Work task →
Reproduce the whole listing below without its pictures, exactly as written.

Data for the task →

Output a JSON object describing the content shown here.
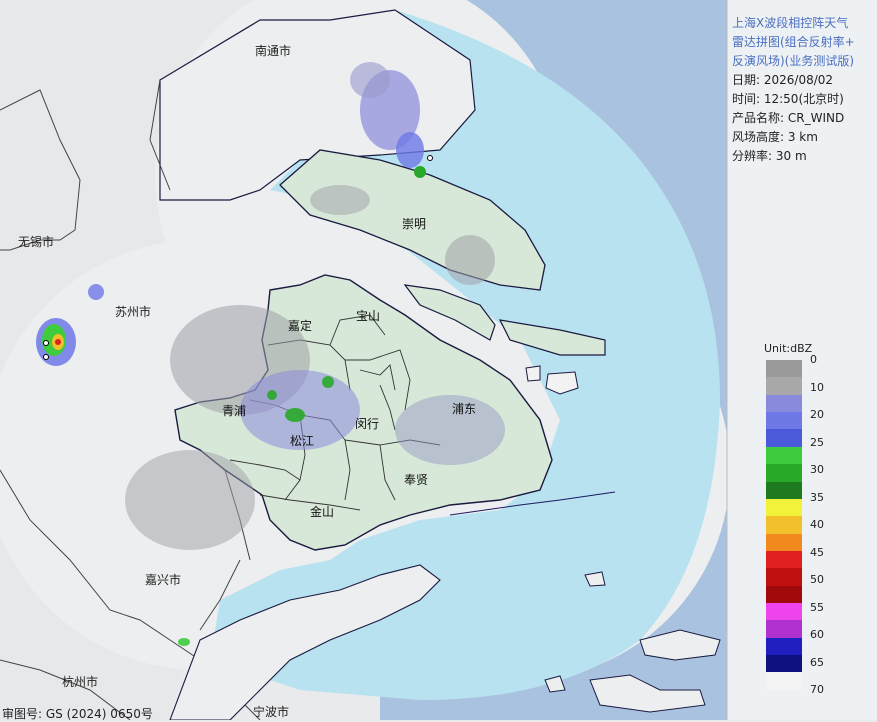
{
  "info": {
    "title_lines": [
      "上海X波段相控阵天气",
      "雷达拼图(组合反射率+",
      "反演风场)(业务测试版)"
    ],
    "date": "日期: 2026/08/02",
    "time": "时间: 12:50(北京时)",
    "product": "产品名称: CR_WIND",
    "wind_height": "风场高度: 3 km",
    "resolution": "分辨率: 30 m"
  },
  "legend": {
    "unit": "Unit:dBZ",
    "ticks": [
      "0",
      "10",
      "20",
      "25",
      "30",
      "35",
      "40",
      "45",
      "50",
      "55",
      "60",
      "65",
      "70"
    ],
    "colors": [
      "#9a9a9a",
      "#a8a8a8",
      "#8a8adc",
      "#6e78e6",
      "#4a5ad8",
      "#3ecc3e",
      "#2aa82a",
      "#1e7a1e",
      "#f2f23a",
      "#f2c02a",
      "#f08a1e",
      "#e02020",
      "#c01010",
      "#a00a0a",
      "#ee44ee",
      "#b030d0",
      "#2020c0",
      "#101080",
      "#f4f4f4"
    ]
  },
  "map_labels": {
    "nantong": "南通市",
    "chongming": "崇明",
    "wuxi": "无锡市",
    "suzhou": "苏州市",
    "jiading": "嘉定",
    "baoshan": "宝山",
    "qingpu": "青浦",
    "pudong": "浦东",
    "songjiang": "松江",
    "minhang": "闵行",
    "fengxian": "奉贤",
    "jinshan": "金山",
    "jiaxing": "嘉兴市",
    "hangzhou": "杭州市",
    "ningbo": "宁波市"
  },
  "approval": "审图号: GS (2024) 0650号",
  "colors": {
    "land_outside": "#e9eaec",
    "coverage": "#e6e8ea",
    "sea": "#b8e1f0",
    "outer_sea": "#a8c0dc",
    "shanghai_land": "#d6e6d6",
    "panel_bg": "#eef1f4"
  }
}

Output →
Output a JSON object describing the content shown here.
{
  "info": {
    "title_lines": [
      "上海X波段相控阵天气",
      "雷达拼图(组合反射率+",
      "反演风场)(业务测试版)"
    ],
    "date": "日期: 2026/08/02",
    "time": "时间: 12:50(北京时)",
    "product": "产品名称: CR_WIND",
    "wind_height": "风场高度: 3 km",
    "resolution": "分辨率: 30 m"
  },
  "legend": {
    "unit": "Unit:dBZ",
    "ticks": [
      "0",
      "10",
      "20",
      "25",
      "30",
      "35",
      "40",
      "45",
      "50",
      "55",
      "60",
      "65",
      "70"
    ],
    "colors": [
      "#9a9a9a",
      "#a8a8a8",
      "#8a8adc",
      "#6e78e6",
      "#4a5ad8",
      "#3ecc3e",
      "#2aa82a",
      "#1e7a1e",
      "#f2f23a",
      "#f2c02a",
      "#f08a1e",
      "#e02020",
      "#c01010",
      "#a00a0a",
      "#ee44ee",
      "#b030d0",
      "#2020c0",
      "#101080",
      "#f4f4f4"
    ]
  },
  "map_labels": {
    "nantong": "南通市",
    "chongming": "崇明",
    "wuxi": "无锡市",
    "suzhou": "苏州市",
    "jiading": "嘉定",
    "baoshan": "宝山",
    "qingpu": "青浦",
    "pudong": "浦东",
    "songjiang": "松江",
    "minhang": "闵行",
    "fengxian": "奉贤",
    "jinshan": "金山",
    "jiaxing": "嘉兴市",
    "hangzhou": "杭州市",
    "ningbo": "宁波市"
  },
  "approval": "审图号: GS (2024) 0650号",
  "colors": {
    "land_outside": "#e9eaec",
    "coverage": "#e6e8ea",
    "sea": "#b8e1f0",
    "outer_sea": "#a8c0dc",
    "shanghai_land": "#d6e6d6",
    "panel_bg": "#eef1f4"
  }
}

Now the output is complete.